Max has become an advocate for themselves and others with disabilities. They actively work towards raising awareness about the capabilities of disabled individuals and the need for more inclusive practices in the STEM industry. Educating others about their challenges and strengths breaks stereotypes and promotes understanding. As Max demonstrated when they first joined Revvity:
“You know, deaf people like me are everywhere. So when I started, I made a deaf awareness week newsletter that went out to the local site. As I was new, I didn’t want people to think that I was ignoring them. And I had so many people come up and say to me ‘I have hearing loss too’ or ‘I know someone with hearing loss and they really struggle with their confidence’. And I was able to have a discussion with them and reassure them that it’s totally normal. Hearing aids are normal. Tinted lenses are normal. Wheelchairs are normal. It’s all normal.”
Accessibility and Facilities
Max embraces cutting-edge adaptive technologies and develops personalised strategies to overcome the barriers they face. Moreover, the STEM industry often lacks adequate accessibility and accommodation for individuals with disabilities. Laboratories, research facilities, and workplaces may not be designed with the specific needs of deafblind and disabled scientists in mind. Simple tasks such as accessing laboratory equipment, conducting experiments, or interpreting data graphs become challenging without appropriate adjustments.
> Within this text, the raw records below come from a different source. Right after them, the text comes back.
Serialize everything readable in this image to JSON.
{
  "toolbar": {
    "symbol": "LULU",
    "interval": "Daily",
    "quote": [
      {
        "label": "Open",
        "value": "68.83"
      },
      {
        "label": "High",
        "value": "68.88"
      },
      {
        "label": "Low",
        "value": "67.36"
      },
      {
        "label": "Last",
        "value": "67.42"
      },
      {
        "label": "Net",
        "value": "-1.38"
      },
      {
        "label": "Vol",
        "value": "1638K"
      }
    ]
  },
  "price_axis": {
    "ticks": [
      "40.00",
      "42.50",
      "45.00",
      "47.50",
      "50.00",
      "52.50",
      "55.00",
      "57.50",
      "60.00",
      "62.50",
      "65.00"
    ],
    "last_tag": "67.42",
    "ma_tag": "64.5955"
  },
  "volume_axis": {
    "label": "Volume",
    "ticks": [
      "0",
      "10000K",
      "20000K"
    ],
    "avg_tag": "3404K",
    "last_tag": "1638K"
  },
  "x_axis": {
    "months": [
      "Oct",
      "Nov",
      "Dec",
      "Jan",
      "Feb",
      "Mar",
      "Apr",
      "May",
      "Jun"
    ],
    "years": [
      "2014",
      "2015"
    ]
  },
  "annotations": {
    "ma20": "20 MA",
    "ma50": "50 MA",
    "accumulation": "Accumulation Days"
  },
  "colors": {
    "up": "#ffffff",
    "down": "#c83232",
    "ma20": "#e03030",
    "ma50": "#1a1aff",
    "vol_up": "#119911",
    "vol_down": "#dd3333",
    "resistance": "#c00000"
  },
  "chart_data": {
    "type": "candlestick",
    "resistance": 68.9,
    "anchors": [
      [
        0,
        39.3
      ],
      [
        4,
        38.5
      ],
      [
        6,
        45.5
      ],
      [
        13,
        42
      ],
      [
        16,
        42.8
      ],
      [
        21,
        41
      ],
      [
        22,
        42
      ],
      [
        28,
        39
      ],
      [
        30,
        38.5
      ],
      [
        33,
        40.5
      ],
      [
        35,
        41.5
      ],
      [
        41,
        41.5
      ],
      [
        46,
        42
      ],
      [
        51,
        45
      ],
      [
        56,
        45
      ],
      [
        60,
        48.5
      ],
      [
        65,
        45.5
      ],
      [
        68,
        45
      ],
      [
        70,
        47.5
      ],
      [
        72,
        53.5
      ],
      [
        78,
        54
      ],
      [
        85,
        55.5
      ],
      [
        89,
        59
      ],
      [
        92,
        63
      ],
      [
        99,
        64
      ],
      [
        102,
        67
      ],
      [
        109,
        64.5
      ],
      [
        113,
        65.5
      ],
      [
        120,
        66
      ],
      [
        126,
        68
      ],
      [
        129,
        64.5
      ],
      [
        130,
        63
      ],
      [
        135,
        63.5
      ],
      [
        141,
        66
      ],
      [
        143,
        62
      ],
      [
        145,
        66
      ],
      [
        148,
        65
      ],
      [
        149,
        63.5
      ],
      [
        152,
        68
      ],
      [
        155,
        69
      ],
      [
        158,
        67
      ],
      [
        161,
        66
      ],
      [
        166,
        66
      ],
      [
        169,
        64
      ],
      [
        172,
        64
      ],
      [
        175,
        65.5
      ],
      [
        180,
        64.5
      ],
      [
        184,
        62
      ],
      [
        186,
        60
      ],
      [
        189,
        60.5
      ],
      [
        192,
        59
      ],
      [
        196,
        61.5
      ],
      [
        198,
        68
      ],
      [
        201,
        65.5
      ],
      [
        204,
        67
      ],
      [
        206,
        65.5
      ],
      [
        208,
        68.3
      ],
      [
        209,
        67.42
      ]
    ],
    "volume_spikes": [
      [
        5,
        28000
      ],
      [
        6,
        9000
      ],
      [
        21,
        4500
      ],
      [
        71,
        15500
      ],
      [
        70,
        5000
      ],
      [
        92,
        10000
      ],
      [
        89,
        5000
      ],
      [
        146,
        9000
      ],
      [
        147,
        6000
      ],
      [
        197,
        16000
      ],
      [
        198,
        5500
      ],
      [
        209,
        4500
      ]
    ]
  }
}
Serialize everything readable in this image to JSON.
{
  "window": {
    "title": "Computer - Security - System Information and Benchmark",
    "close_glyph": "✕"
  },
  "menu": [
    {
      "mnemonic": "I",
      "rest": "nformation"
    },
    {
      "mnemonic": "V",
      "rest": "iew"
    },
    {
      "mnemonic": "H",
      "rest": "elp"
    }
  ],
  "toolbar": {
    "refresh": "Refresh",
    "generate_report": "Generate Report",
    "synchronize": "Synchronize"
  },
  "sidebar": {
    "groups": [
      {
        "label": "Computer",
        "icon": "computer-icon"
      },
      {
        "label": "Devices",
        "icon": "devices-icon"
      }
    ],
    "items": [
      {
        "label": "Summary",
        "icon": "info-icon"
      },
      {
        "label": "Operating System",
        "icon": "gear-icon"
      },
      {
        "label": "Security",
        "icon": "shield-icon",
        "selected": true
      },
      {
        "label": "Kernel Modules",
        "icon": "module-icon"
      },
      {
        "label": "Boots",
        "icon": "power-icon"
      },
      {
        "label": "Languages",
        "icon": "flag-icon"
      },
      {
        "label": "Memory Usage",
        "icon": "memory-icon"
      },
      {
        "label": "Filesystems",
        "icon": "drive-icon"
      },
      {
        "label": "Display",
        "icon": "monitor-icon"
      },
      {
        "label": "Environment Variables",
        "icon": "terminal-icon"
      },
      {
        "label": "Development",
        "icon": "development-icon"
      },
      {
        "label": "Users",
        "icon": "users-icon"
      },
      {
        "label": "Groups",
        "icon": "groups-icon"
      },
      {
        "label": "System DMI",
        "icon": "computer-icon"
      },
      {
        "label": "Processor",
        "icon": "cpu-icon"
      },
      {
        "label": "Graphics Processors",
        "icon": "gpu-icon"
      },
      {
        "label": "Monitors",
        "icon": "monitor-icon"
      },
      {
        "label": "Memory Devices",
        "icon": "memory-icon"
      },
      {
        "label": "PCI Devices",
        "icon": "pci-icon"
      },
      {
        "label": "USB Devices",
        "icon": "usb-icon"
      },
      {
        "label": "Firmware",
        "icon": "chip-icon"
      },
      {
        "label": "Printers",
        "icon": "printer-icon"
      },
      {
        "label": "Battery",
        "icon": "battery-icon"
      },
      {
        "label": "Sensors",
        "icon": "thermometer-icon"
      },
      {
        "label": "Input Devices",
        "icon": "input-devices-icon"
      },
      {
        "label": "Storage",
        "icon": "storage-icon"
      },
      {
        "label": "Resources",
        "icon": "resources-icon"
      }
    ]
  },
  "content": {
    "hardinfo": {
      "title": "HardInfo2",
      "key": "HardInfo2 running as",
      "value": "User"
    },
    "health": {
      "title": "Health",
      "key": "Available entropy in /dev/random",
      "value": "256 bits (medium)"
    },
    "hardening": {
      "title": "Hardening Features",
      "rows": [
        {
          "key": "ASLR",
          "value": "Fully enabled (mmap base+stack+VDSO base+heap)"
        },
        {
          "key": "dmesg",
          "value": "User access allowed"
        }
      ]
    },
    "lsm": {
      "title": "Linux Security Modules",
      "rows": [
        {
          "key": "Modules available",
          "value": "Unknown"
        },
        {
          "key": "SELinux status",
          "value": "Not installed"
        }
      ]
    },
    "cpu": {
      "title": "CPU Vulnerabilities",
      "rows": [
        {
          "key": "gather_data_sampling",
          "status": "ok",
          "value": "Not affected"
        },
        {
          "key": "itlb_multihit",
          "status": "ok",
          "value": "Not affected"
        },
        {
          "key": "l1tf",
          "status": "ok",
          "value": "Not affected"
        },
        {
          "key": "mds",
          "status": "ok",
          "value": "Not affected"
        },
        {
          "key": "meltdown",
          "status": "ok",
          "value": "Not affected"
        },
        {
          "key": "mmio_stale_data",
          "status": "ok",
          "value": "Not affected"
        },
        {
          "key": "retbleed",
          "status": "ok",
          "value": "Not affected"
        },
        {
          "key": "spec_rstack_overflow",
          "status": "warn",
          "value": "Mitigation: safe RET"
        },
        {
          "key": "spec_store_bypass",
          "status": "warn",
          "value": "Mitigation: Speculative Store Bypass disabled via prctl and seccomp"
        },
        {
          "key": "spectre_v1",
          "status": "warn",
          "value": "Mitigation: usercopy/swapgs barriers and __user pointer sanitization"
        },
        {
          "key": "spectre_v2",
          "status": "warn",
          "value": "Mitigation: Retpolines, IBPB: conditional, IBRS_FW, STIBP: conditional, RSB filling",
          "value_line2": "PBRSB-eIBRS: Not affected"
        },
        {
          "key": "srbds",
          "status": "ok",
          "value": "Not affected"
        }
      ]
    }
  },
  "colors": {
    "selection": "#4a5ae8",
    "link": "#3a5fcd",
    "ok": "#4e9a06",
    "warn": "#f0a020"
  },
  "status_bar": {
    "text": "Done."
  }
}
Max collaborates with their labmates and the facilities team, who are very supportive.
Building a network of supportive mentors, peers, and colleagues plays a vital role in the success of Max. Supportive individuals who recognise their potential and provide encouragement help them navigate the challenges and keep their aspirations alive. As a Co-Lead for Revvity’s Disability Employee Resource Group, Max is able to drive positive change:
“And I’m in an incredibly privileged position that I am a co-lead of our new Disability Employee Resource Group. So I have a voice where I can highlight inaccessibility in all walks of STEM, for example visually accessible slide decks. They’re fully on board, and full of encouragement. ‘Sounds awesome! Make it!’. So I made it.”
Perseverance and Determination
Max’s journey is fuelled by unwavering determination and perseverance. They do not allow setbacks to define their path, using each challenge as an opportunity to grow and learn. Max’s passion and drive enable Max to continue pushing boundaries and exceeding expectations. The final words rest with Max:
“Disabled people CAN. Just be open minded. Being disabled makes me a great scientist, and a great employee. Especially in STEM. We look at standard deviations all the time. You have to have a deviation before you can have a standard. I want people to not panic when faced with a disabled person because we’re really cool, and we bring so much to everything we do. I don’t wish that I wasn’t disabled, because I wouldn’t get to do all this cool stuff on top of everything else. It’s awesome! Being a scientist is cool, but being a disabled scientist is cooler.”
You can learn more about Max and their perspective on navigating their youth as a disabled scientist at RARESummit23, where they will be accompanied by an expert Youth Panel.